THE decision-making Zanu PF politburo has rejected an ambush proposal by the party’s commissariat department to hold potentially-explosive primary polls next month to clear the path for crucial general elections next year.
Report by Faith Zaba
Senior Zanu PF officials told the Zimbabwe Independent last night the politburo, at a meeting yesterday, rejected secretary for commissariat Webster Shamu’s proposal for primaries next month after the Second All-Stakeholders’ Conference on the contentious new constitution.
“The issue was tabled from the blue, but it had no takers because of the short notice, lack of rules, regulations and acceptable timeframes. Most members felt it was like putting the cart before the horse,” a senior politburo member said.
“It was like an ambush and such things invite suspicions. It’s as if there are people with hidden agendas. The prematurity of the proposal was palpable.”
Politburo officials said primaries could not be announced as if they were a “football tournament” when they are a political process.
“Some people were wondering whether that is why some of our colleagues were already running around when official campaigns for primaries have not yet started and when it’s clearly not allowed,” the official said.
Another official said the proposal smacked of a “veiled factional agenda” because it was mainly known by leaders of the camp led by Vice-President Joice Mujuru and not those aligned to Defence minister Emmerson Mnangagwa.
The two factions are battling to outmanoeuvre each other and gain ground in a bid to produce a successor to President Robert Mugabe. As reported in the Independent two weeks ago, Mnangagwa’s faction received a boost after Zimbabwe Defence Forces commander General Constantine Chiwenga insinuated at the minister’s birthday
party on September 15, at Sherwood farm on the outskirts of Kwekwe, he backed Mujuru’s rival.
Even though the Mnangagwa faction seems to be on the ascendancy, it was recently stopped in its tracks after walloping the Mujuru camp in the chaotic and acrimonious internal district co-ordinating committee elections (DCCs).
The DCC polls were marred by infighting linked to succession power struggles, intimidation and vote-rigging. This led to disbanding of the critical structures, a move which has left those affected consumed with bitterness.
“The primaries proposal was not going to fly because it was driven by a factional agenda. The Mujuru faction wanted to ambush the Mnangagwa group so that it can win the primaries and produce most of the candidates for parliamentary polls,” an official said.

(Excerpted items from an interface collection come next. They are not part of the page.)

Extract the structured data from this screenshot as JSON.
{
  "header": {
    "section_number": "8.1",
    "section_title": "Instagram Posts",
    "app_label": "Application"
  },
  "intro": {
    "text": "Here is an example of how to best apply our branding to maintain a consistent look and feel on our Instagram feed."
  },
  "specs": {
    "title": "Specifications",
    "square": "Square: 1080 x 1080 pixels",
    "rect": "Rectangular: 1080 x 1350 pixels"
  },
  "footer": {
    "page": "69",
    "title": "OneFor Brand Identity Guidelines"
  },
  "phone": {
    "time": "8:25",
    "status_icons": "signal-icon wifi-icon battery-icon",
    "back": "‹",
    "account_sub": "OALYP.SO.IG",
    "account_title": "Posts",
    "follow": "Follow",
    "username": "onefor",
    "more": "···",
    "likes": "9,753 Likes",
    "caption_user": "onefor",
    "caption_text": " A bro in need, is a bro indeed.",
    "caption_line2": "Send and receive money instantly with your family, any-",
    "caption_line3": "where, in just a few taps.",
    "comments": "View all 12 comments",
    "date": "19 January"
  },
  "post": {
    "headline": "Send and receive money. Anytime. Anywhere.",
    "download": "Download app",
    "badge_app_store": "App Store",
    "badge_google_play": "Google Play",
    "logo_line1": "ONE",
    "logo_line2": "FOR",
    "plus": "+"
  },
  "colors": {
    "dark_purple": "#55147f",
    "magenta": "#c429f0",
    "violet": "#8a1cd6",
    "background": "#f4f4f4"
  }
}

“Their manoeuvre was however blocked because primaries have to be done properly, not as a strategy of waylaying rivals to fulfil some succession calculus.”
Besides primaries, the politburo also discussed the second all-stakeholders’ conference on the new constitution and using 99-year leases on land as collateral, among other issues.
Zanu PF spokesman Rugare Gumbo confirmed the issues were discussed, but could not give details.
“Shamu presented a commissariat report and it was agreed that there was need to intensify mobilisation ahead of elections and the referendum,” Gumbo said.
Gumbo said the party would soon decide dates for the party’s primary elections, but was reluctant to explain further.
“All I can say is that there are indications or suggestions that we hold the primaries in November,” he said before the politburo meeting. After the meeting he was reluctant to comment on the issue.
The central committee meets today, but the issue of primaries is unlikely to be adopted.
Politburo insiders said the Mujuru faction wanted primaries next month to wrong-foot the Mnangagwa camp.
“We are already preparing for primary elections ahead of elections next year,” one official said. “But Mnangagwa, who is legal affairs secretary, is yet to come up with the rules and guidelines for primaries.”
Sources said Mnangagwa was however not in the politburo when primaries were discussed, almost confirming the ambush plot.
Gumbo said the politburo also tackled the second all-stakeholders’ conference.
“We discussed the way forward on the all-stakeholders’ meeting and agreed that we will push for our amendments to be included in the draft. This we will do in the thematic committee meetings and I believe we will get our way because it will be very difficult for them to ignore our amendments because they are in line with the national statistical report.”
Dr Hope Sadza and Professor Phinias Makhurane, the two civil society representatives in the Copac steering committee, will chair the plenary session at the conference.
Gumbo said the Zanu PF central committee would discuss issues related to the all-stakeholders’ conference, referendum and elections.